Netsafe former CEO Martin Cocker shares his thoughts about the Harmful Digital Communications Act, the media and free speech. Coverage of a high profile complaint under the Harmful Digital Communications (HDC) Act against Newsroom has once again raised concerns that the HDC Act will curtail free speech. We don’t discuss the details of cases publicly –…
Netsafe former CEO Martin Cocker shares his thoughts about the Harmful Digital Communications Act, the media and free speech.
Coverage of a high profile complaint under the Harmful Digital Communications (HDC) Act against Newsroom has once again raised concerns that the HDC Act will curtail free speech. We don’t discuss the details of cases publicly – but it is important to put this case in perspective, and clarify some things about our processes.
Netsafe has processed over 4000 HDC cases since November 2016. The majority of these cases are exactly the sort of thing the law was designed to address. People creating digital content with the express intention of harming another person.

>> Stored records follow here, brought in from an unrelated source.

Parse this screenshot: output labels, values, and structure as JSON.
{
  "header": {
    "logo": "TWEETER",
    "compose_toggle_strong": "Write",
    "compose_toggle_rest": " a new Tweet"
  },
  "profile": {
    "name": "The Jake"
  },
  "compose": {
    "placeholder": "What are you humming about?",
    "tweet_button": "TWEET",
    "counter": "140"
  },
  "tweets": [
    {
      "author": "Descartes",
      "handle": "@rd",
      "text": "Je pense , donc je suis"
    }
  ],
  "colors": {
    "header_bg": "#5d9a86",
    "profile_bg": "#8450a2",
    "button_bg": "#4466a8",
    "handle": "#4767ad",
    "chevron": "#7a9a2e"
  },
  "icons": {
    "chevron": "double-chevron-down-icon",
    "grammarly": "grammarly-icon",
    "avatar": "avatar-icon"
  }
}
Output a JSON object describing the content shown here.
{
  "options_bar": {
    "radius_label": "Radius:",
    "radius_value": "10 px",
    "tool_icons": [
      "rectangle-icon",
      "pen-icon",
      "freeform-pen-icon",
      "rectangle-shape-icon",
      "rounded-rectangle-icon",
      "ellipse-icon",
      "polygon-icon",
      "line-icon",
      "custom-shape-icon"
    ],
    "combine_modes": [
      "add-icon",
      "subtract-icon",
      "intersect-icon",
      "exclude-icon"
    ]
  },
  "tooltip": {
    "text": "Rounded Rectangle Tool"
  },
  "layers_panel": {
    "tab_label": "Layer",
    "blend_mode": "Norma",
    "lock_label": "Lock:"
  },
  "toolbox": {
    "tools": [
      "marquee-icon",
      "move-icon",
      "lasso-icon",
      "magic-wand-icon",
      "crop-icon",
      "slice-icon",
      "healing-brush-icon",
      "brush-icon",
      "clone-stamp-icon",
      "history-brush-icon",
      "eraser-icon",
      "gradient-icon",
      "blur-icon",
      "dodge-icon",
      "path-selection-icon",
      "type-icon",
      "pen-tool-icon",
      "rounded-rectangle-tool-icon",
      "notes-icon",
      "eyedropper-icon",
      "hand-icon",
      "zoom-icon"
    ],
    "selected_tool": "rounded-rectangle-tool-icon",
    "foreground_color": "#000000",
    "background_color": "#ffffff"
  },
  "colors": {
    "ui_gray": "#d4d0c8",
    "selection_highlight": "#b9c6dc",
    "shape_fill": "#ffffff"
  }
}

This misunderstanding that the Act is a threat to free speech is rolled out as many times as the theory that the Act was created in reaction to the Roastbusters scandal. That is, as they say, fake news. This briefing paper and the draft HDC Bill predated the roastbusters scandal by over a year.
Incidentally the term “freedom of expression” is found 17 times in that briefing paper, whilst free speech gets 11 mentions.
The HDC Act was designed to fill gaps in legislation that were enabling people to harm others online. There are no specific exemptions in the HDC for where those gaps were already filled but they are captured in section 19(5). That flexibility allows the HDC services to be agile enough to adjust as other legal options or remedies come or go whilst also protecting the Act from misuse.
If somebody believes they have been harmed by a Digital Communication, they report that to Netsafe. Netsafe works with the affected parties to see if the complaint can be resolved satisfactorily. Once that process is complete, a person has the right to progress to the District Court.
Netsafe is expected to receive, assess, and process complaints using a mix of “persuasion, negotiation, mediation, and advice”. Netsafe does not enforce actions. If a complaint is laid about you, and some digital content exists – you can expect to hear from Netsafe. That is not an indication that Netsafe believes you have breached the Act. It is simply the beginning of that process.
If you have breached the Act, you get a chance to remedy that. If you haven’t breached the Act – you won’t have anything to remedy.
HDC complaints have been brought against media in the past. They will again in the future. If the court rules that HDC complaints can not be brought against media – then Netsafe will build that advice into its process. In the meantime, we will process these complaints as regular HDC complaints alongside the thousands of other cases.